Dataset rows for apps and sites
------------------------------------------------------------------------

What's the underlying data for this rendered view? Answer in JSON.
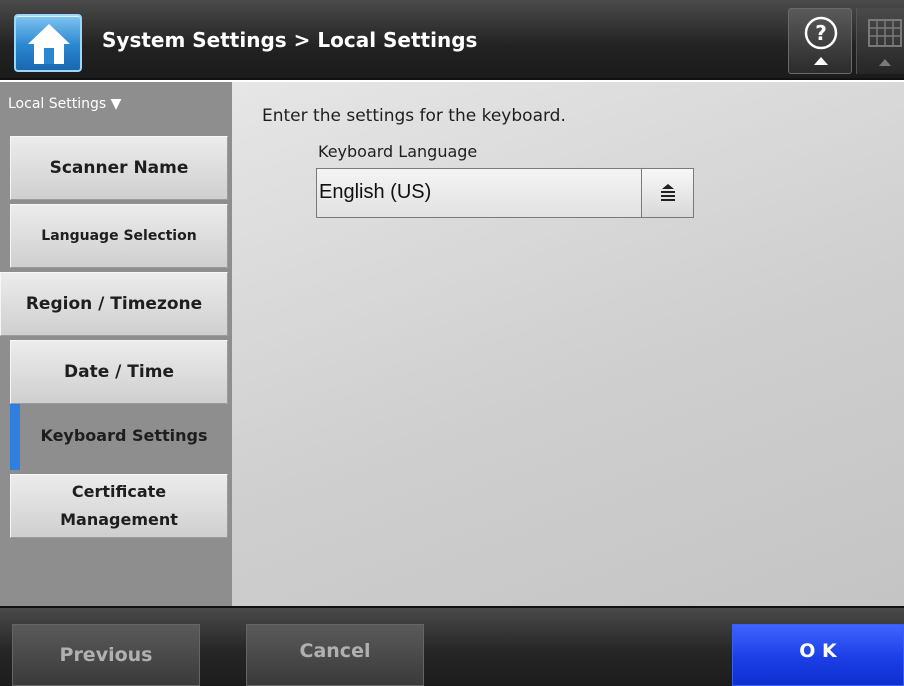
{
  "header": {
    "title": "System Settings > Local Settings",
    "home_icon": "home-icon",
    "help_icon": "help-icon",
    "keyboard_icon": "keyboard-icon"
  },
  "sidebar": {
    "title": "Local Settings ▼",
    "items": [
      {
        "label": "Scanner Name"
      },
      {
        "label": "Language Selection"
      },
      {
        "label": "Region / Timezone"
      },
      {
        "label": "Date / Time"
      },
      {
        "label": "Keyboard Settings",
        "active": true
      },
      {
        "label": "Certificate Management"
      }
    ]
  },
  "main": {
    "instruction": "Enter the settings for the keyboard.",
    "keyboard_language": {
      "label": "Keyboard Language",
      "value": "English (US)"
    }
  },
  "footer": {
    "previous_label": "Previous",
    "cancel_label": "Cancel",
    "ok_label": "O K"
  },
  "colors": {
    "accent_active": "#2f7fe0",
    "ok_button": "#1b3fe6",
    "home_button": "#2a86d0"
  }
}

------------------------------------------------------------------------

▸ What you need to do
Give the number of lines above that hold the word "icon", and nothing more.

▸ Result of the task
3